- [ACTIVITY]: When the word "structure" shows up in a line of the data below, copy that whole line.

- [INFORMATION SUPPLIED]:
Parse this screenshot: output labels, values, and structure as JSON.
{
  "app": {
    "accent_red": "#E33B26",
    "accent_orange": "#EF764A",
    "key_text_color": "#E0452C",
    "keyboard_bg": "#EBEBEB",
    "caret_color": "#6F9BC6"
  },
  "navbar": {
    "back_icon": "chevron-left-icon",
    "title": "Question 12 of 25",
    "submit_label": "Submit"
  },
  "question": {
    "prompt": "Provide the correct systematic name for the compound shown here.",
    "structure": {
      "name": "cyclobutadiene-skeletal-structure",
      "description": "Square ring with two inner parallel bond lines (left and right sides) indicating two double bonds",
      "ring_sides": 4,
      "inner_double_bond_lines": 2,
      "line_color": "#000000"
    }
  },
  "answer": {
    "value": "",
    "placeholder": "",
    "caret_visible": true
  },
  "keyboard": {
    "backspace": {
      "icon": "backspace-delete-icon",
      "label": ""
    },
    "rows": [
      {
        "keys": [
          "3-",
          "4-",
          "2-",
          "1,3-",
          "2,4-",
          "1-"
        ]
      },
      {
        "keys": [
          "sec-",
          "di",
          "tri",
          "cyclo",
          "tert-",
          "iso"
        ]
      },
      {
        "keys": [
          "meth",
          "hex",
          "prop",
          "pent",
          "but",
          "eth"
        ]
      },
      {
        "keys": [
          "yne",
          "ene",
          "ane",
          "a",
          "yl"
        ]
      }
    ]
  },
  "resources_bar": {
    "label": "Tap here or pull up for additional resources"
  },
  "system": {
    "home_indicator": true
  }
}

- [WRITTEN REPLY]:
Parse this screenshot: output labels, values, and structure as JSON.
    "structure": {
      "name": "cyclobutadiene-skeletal-structure",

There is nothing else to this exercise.